== EXERCISE BRIEF ==
Take every line in the entries that includes the word "with" and copy it.

== DATA FOR ANALYSIS ==
⁂

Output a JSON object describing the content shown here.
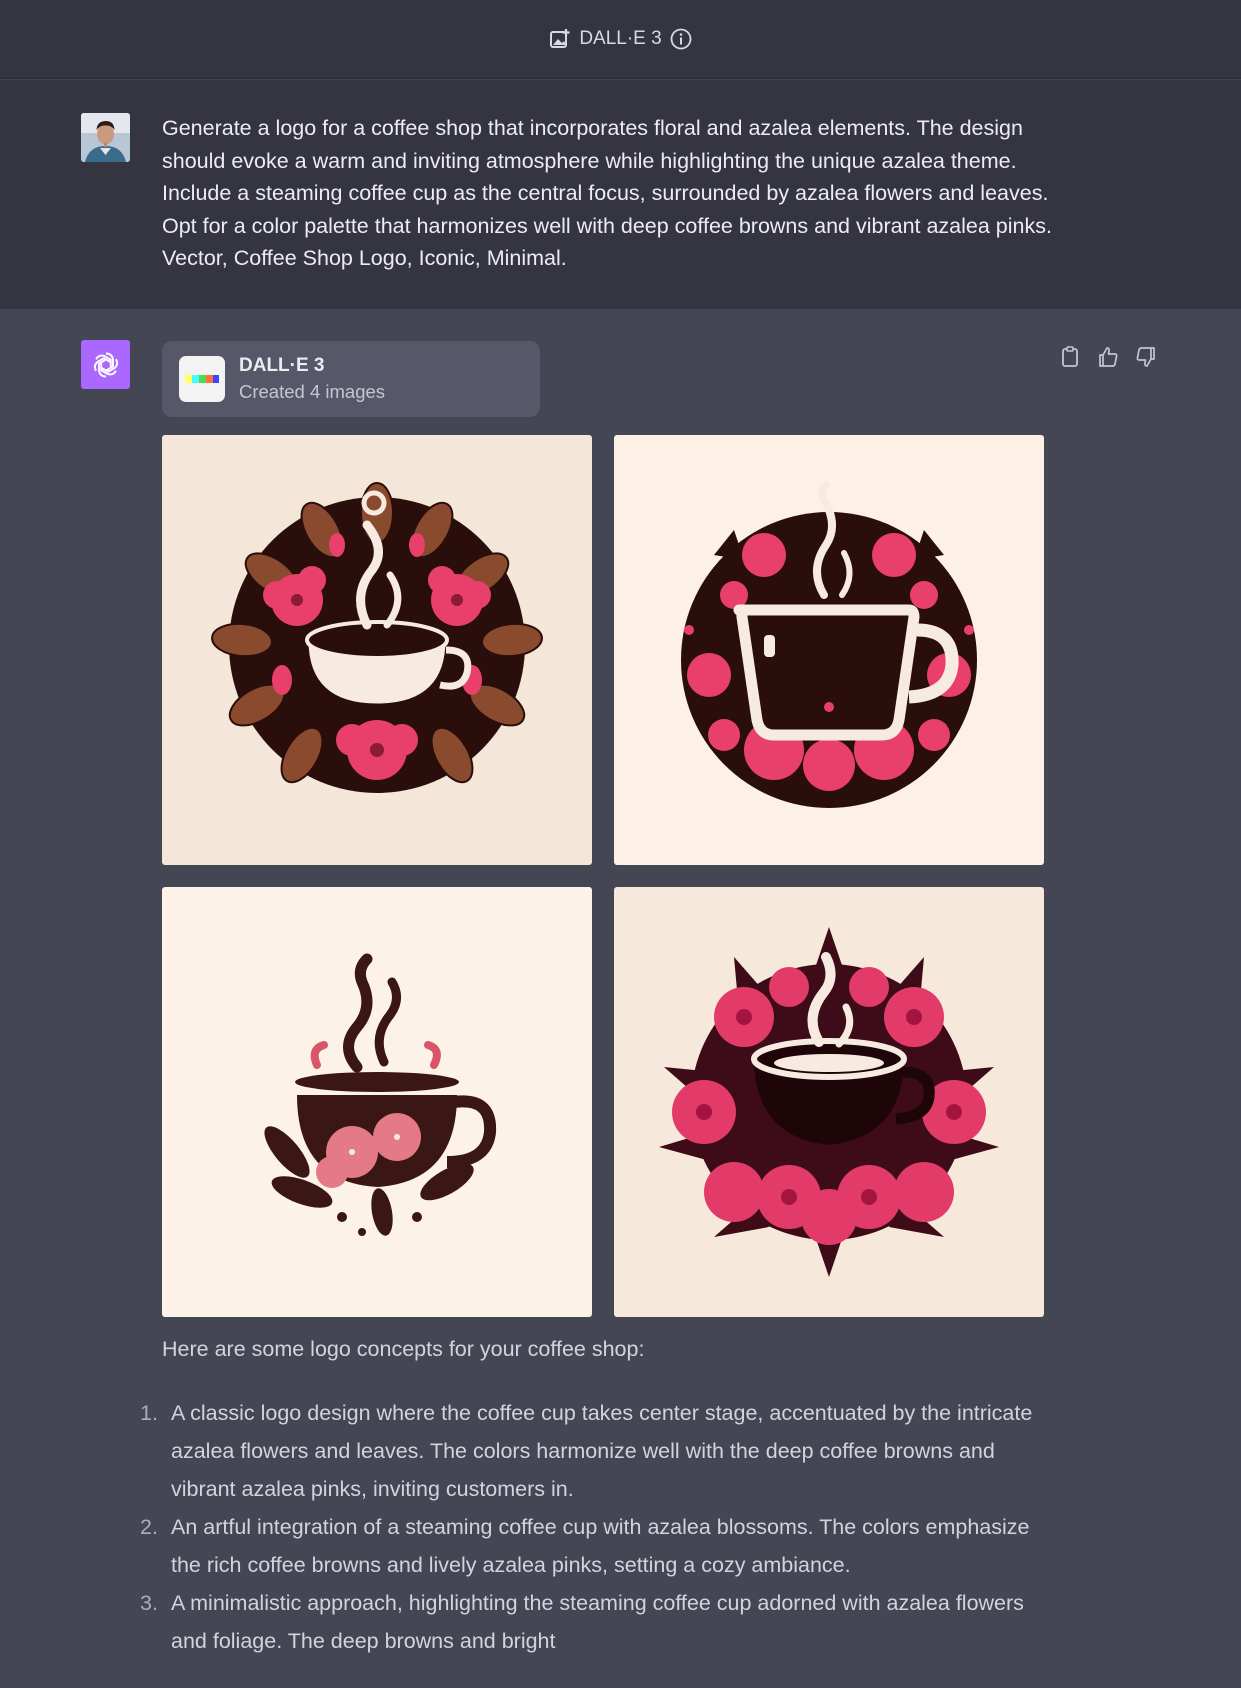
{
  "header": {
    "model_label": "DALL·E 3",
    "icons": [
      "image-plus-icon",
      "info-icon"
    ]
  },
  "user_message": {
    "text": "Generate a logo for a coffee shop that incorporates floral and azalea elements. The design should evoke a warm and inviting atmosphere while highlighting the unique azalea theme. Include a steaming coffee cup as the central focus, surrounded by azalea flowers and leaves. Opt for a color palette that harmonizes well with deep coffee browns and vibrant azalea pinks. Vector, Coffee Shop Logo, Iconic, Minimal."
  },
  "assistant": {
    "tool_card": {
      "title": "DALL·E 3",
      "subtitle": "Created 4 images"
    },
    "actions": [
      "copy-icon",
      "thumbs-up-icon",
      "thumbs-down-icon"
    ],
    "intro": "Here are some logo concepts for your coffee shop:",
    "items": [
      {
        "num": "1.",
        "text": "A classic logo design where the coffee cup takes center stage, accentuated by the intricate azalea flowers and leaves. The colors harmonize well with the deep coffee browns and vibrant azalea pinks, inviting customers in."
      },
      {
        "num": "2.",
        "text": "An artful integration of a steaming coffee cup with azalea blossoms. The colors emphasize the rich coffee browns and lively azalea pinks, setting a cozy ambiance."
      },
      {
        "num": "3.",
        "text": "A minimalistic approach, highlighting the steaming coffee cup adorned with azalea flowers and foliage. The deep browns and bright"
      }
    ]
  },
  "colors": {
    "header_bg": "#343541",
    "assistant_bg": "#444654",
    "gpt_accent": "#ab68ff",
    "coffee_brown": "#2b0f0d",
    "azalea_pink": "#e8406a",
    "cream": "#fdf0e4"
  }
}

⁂

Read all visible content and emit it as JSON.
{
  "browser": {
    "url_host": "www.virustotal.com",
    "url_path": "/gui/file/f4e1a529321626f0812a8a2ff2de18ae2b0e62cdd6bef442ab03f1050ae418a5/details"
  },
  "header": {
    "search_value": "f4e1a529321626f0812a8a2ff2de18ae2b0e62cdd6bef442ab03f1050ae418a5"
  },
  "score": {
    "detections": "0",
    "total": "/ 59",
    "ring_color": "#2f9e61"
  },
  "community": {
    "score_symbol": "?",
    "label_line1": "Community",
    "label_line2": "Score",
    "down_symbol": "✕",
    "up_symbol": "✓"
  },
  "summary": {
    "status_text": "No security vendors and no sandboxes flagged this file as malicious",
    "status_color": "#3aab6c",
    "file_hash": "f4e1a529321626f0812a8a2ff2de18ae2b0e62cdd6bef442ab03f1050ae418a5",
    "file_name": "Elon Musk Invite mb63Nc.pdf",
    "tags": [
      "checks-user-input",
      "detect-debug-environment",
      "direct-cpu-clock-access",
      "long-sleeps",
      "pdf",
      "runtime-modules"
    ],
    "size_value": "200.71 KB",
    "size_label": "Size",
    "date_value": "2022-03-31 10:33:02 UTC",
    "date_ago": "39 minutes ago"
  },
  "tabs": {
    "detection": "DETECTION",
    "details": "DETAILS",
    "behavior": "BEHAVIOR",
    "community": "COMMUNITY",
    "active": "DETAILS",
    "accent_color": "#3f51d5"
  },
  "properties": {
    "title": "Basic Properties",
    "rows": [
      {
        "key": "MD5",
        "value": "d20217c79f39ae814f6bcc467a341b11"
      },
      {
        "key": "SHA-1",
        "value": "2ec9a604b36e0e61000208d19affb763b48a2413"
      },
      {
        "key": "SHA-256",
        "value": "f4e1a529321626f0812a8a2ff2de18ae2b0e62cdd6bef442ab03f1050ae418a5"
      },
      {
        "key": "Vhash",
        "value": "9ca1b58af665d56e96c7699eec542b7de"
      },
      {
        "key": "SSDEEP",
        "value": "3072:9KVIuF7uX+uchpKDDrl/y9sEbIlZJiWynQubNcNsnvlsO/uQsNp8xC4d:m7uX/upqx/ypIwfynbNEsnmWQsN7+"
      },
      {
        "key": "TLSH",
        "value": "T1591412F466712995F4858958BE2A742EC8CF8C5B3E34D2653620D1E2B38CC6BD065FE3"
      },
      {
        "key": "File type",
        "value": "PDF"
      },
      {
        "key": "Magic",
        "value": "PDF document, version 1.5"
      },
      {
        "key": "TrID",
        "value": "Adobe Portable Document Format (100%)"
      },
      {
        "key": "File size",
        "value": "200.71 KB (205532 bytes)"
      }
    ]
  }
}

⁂

== WRITTEN RESPONSE ==
    "text": "Generate a logo for a coffee shop that incorporates floral and azalea elements. The design should evoke a warm and inviting atmosphere while highlighting the unique azalea theme. Include a steaming coffee cup as the central focus, surrounded by azalea flowers and leaves. Opt for a color palette that harmonizes well with deep coffee browns and vibrant azalea pinks. Vector, Coffee Shop Logo, Iconic, Minimal."
        "text": "A classic logo design where the coffee cup takes center stage, accentuated by the intricate azalea flowers and leaves. The colors harmonize well with the deep coffee browns and vibrant azalea pinks, inviting customers in."
        "text": "An artful integration of a steaming coffee cup with azalea blossoms. The colors emphasize the rich coffee browns and lively azalea pinks, setting a cozy ambiance."
        "text": "A minimalistic approach, highlighting the steaming coffee cup adorned with azalea flowers and foliage. The deep browns and bright"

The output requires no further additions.